Automatic Sync Technologies brings years of experience and expertise in the speech processing and multimedia production arenas, offering a solid foundation in the areas of speech recognition, audio and voice processing and software engineering.
Work on our core technology began in 1990 resulting in first generation product, Lipsync, off-line and real-time production software that enables the automatic synchronization of a voice recording with visual media, such as animation or text.
In 2003, AST was awarded a Small Business Innovation Research (SBIR) grant by the Department of Education to investigate innovative ways to leverage technology for captioning and to create a functioning prototype of an automated closed captioning system that would facilitate access to broadcast and instructional materials for the deaf community and others who benefit from closed captioning. This proof-of-concept system was to provide a fast, accurate, and inexpensive alternative to traditional captioning, where high costs and long turnaround times have hampered compliance with federal regulations and universal access to broadcast and instructional materials.

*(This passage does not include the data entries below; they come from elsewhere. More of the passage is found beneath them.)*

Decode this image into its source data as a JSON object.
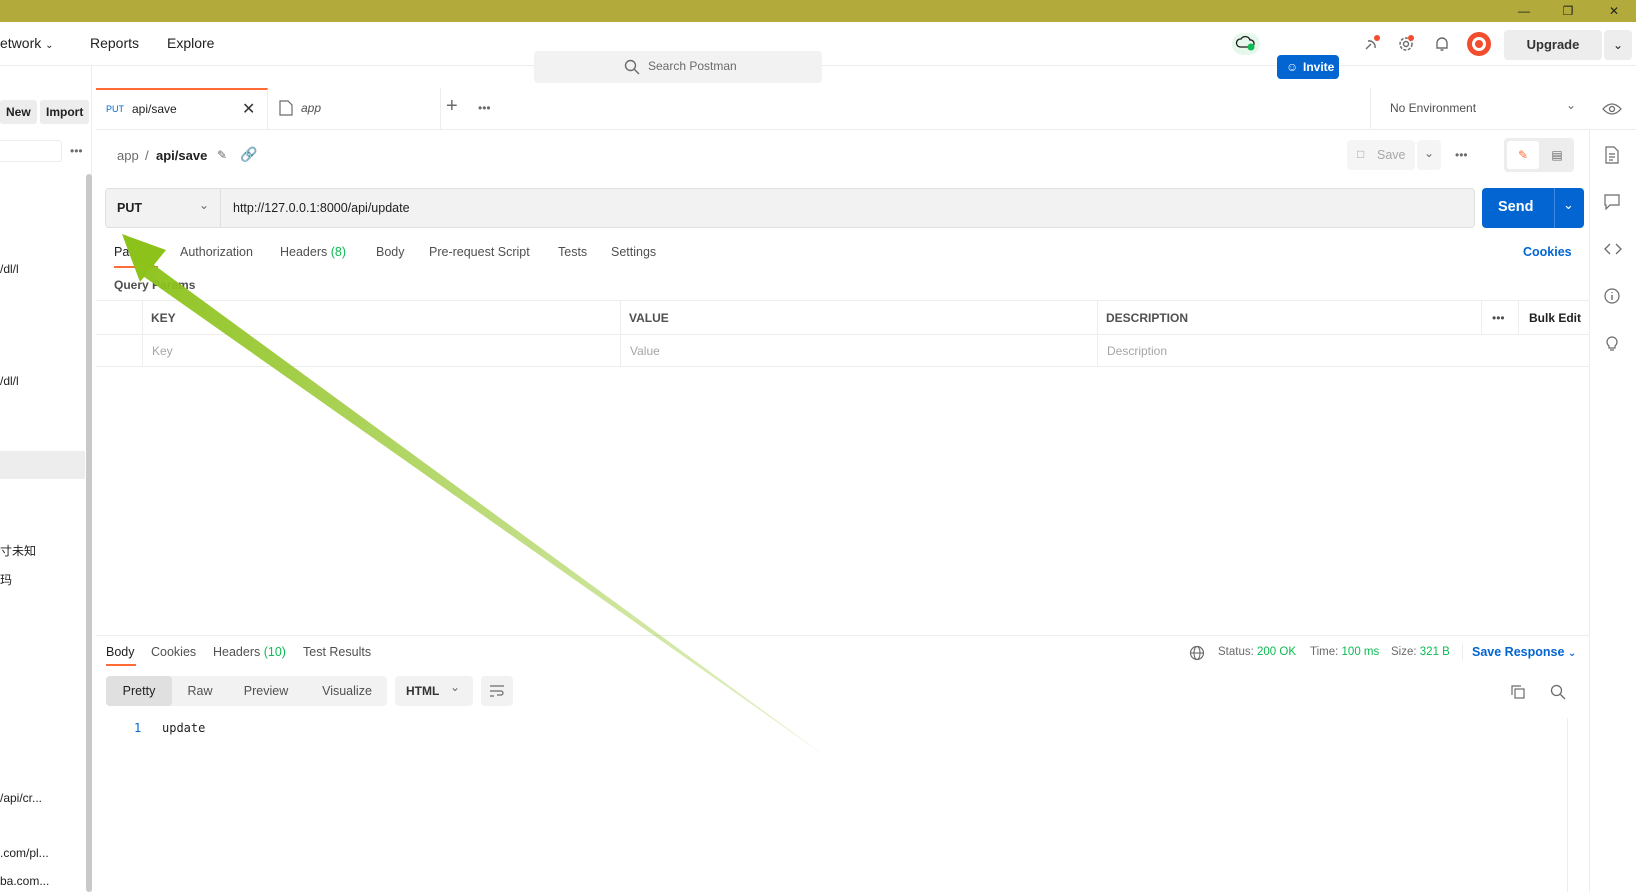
{
  "header": {
    "nav": [
      "etwork",
      "Reports",
      "Explore"
    ],
    "search_placeholder": "Search Postman",
    "invite_label": "Invite",
    "upgrade_label": "Upgrade"
  },
  "sidebar": {
    "new_label": "New",
    "import_label": "Import",
    "fragments": [
      "/dl/l",
      "/dl/l",
      "寸未知",
      "玛",
      "/api/cr...",
      ".com/pl...",
      "ba.com..."
    ]
  },
  "tabs": [
    {
      "method": "PUT",
      "name": "api/save"
    },
    {
      "name": "app"
    }
  ],
  "environment": "No Environment",
  "breadcrumb": {
    "parent": "app",
    "separator": "/",
    "current": "api/save"
  },
  "save_label": "Save",
  "request": {
    "method": "PUT",
    "url": "http://127.0.0.1:8000/api/update",
    "send_label": "Send"
  },
  "request_tabs": {
    "params": "Params",
    "authorization": "Authorization",
    "headers": "Headers",
    "headers_count": "(8)",
    "body": "Body",
    "prerequest": "Pre-request Script",
    "tests": "Tests",
    "settings": "Settings",
    "cookies": "Cookies"
  },
  "query_params": {
    "title": "Query Params",
    "columns": [
      "KEY",
      "VALUE",
      "DESCRIPTION"
    ],
    "bulk_edit": "Bulk Edit",
    "placeholders": [
      "Key",
      "Value",
      "Description"
    ]
  },
  "response": {
    "tabs": {
      "body": "Body",
      "cookies": "Cookies",
      "headers": "Headers",
      "headers_count": "(10)",
      "test_results": "Test Results"
    },
    "status_label": "Status:",
    "status_value": "200 OK",
    "time_label": "Time:",
    "time_value": "100 ms",
    "size_label": "Size:",
    "size_value": "321 B",
    "save_response": "Save Response",
    "views": [
      "Pretty",
      "Raw",
      "Preview",
      "Visualize"
    ],
    "format": "HTML",
    "lines": [
      {
        "num": "1",
        "text": "update"
      }
    ]
  },
  "colors": {
    "accent": "#0265d2",
    "success": "#0cbb52",
    "titlebar": "#b2ab3c",
    "arrow": "#8cc21a",
    "active_tab": "#ff6c37"
  }
}
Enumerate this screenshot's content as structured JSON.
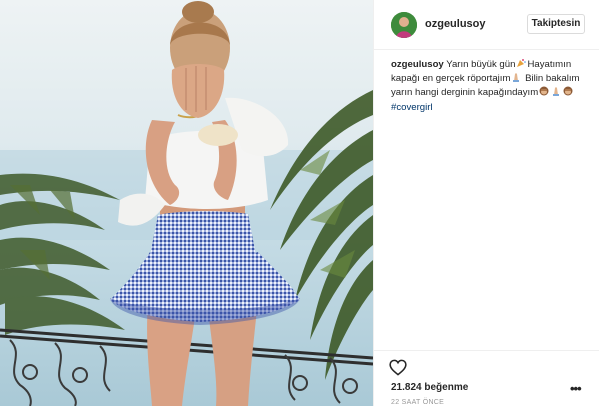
{
  "post": {
    "username": "ozgeulusoy",
    "follow_label": "Takiptesin",
    "caption": {
      "username": "ozgeulusoy",
      "line1": "Yarın büyük gün",
      "line2": "Hayatımın kapağı en gerçek röportajım",
      "line3": "Bilin bakalım yarın hangi derginin kapağındayım",
      "hashtag": "#covergirl"
    },
    "likes": "21.824 beğenme",
    "timestamp": "22 SAAT ÖNCE",
    "more_label": "•••"
  },
  "icons": {
    "like": "heart-icon",
    "more": "more-options-icon"
  },
  "colors": {
    "hashtag": "#003569",
    "text": "#262626",
    "muted": "#999999",
    "border": "#efefef"
  }
}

AST developed a functioning proof-of-concept prototype of an automated, web-based captioning system that has now evolved into the CaptionSync product, in its fifth year of serving customers.
As part of this research project, AST evaluated the use of speech recognition technology. Analyses of error rates using speech recognition systems, trained stenographers and student workers was conducted. Speech recognition products offer an inexpensive way to automate the conversion of speech into text. Speech recognition engines offer a wide range in the accuracy of the results. They achieve their highest quality output when the files processed reflect one speaker, and the system is trained to process that speaker’s language. This typically requires a process of correcting the output for each speaker and sequentially investing in the creation of a speaker profile. In addition, speech recognition engine output can be improved by adding terms to a dictionary.
When the audio to be transcribed has multiple speakers, poor audio recording quality, complicated terminology, or when the speaker has an accent, the quality of the transcript tends to deteriorate.
Table 1 depicts the typical output quality results for various forms of transcription.
|Source||Typical Error Rate||Result|
|Trained Stenographer||0.5% to 1%||No problems|
|Student transcriber||Variable||Expect to be worse than stenographer|
|Speech Rec: trained||3% to 5+%||Varies from acceptable to poor|
|Speech Rec: untrained||20% to 40%||Unintelligible|
Table 1. Error Rates By Transcriber Type
Additional research was performed on comprehension rates and accuracy. An example of a document and a transcript with an 80% accuracy rate are found in Tables 2 and 3.
Table 2. Document with no errors
Table 3. Document transcribed using speech recognition systems with 80% accuracy
Analysis on comprehension and attention focus indicates that with an error rate greater than 10%, readers are less able to comprehend the main concepts and facts presented.
Table 4 demonstrates the impact on comprehension at different error rates.
In an academic environment, accuracy becomes even more critical as students are assessed based on the accuracy of their retention.
The economics behind using speech recognition systems to deliver accurate results indicated that when error rates were 3% or greater, the cost of repairing a bad transcript outweighed the cost of performing a transcription with a trained stenographer.
And Captions For All. Collins, Robert, San Francisco State University, 2007
Instructional materials delivered randomly to students- 50% got captioned videos, 50% did not. Students who watched captioned videos were more engaged, more responsive to questions about video, were able to make the connections to their lives better. Students who received captioned video averaged 1 GPA point increase over students not exposed to captions.
The Closed Captioning Handbook, Robson, Gary, 2004
Augmenting an auditory experience with captions more than doubles the retention and comprehension levels.
Adult Literacy: Captioned Videotapes and Word Recognition. Rogner, Benjamin Michael, 1992
Adult students that used captioned video presentations progressed significantly better than those using traditional literacy techniques.
Dual coding and bilingual memory. Paivio, A., & Lambert, W. 1981. Journal of Verbal Learning & Verbal Behavior, 20, 532-539.
Dual Coding Theory postulates that both visual and verbal information are processed differently and along distinct channels with the human mind creating separate representations for information processed in each channel. Allan Paivio conducted several studies at the University of Western Ontario.
Multi-Modal Learning: See It, Hear It, Do It, Master It. Granström, House, & Karlsson 2002, Clark & Mayer 2003
Use of two or more senses to avoid sensory overload
UC Berkeley: Costs, Culture, and Complexity: A Two-year Analysis of Technology Enhancements in a Large Lecture Course at UC Berkeley
Northwestern University: Lecture capture in higher education: a Northwestern study
University of Wisconsin: Insights regarding undergraduate preference for lecture capture
University of Western Australia: The Lectopia Service and Students with Disabilities
New York University: Study on Uses of Video in Higher Education
The Essential Higher Ed Closed Captioning Guide: An AST Whitepaper by Kevin Erler, Ph.D.